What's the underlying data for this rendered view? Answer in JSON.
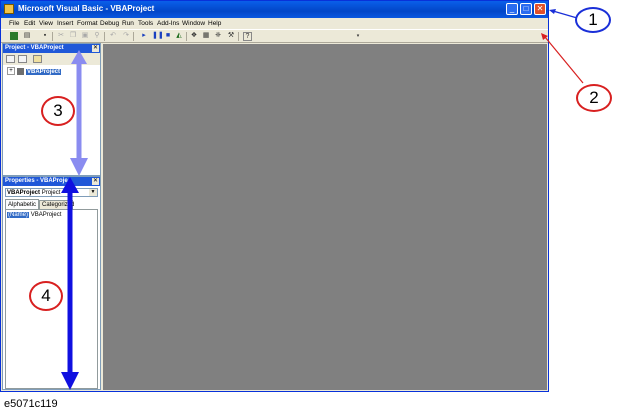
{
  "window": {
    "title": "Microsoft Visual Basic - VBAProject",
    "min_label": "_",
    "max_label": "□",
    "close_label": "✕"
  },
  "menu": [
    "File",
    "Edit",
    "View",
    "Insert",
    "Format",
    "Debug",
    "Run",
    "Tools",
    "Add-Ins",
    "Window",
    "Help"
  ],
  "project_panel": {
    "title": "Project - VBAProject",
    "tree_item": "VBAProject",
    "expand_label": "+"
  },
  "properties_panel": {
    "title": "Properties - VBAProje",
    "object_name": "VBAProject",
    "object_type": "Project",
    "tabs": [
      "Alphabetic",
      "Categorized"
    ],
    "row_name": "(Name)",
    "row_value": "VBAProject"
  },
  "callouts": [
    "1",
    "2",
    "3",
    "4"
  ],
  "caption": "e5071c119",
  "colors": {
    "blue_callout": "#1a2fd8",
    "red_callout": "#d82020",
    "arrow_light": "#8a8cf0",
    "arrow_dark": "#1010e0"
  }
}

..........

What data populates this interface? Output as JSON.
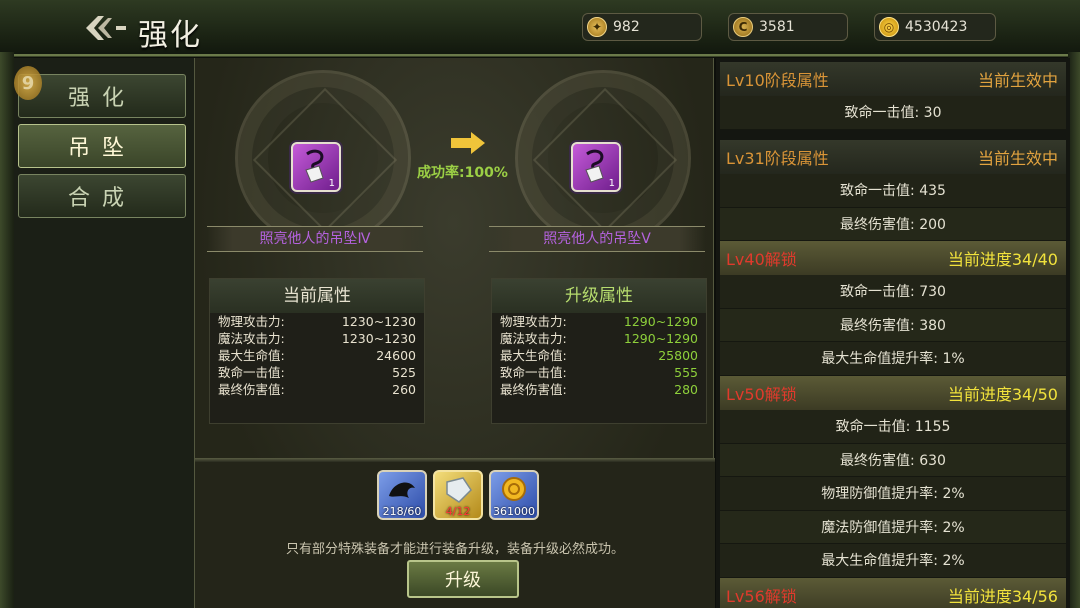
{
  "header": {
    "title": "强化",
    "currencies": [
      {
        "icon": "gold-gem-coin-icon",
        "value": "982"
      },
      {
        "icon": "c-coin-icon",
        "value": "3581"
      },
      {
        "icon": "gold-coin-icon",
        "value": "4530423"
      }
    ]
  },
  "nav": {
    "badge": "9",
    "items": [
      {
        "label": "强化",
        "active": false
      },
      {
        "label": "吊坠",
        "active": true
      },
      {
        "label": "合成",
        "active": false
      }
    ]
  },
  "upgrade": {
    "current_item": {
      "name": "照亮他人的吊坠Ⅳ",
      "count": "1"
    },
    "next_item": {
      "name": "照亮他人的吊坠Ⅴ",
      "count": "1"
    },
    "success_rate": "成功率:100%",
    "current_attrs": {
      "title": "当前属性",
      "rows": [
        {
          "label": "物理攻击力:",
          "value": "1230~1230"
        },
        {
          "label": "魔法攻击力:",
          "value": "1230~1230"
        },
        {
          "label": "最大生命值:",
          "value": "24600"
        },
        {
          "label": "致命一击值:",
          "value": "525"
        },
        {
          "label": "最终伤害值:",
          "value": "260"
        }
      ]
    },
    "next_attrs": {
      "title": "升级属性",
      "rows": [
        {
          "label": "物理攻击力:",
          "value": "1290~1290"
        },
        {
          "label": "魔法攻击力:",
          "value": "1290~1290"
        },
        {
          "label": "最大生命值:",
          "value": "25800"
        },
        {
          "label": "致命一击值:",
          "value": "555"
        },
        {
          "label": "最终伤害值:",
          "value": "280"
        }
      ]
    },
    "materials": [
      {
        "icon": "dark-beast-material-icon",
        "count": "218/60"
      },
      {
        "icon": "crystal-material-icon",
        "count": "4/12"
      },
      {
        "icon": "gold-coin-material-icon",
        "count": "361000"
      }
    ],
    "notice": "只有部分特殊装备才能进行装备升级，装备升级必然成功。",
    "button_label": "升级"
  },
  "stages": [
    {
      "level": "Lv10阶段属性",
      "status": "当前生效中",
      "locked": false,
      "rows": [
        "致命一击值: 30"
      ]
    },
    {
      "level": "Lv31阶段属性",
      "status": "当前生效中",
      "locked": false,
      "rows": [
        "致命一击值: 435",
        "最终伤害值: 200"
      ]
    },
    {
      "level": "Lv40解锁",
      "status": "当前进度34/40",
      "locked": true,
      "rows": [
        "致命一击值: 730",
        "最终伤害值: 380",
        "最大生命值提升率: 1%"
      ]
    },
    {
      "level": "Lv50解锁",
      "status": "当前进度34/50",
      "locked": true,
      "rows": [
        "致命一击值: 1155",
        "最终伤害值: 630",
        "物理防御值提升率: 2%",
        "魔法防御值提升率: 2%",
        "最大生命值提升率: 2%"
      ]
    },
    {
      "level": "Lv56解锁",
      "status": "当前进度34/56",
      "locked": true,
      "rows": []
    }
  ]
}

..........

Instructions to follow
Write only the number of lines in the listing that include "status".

Reply
5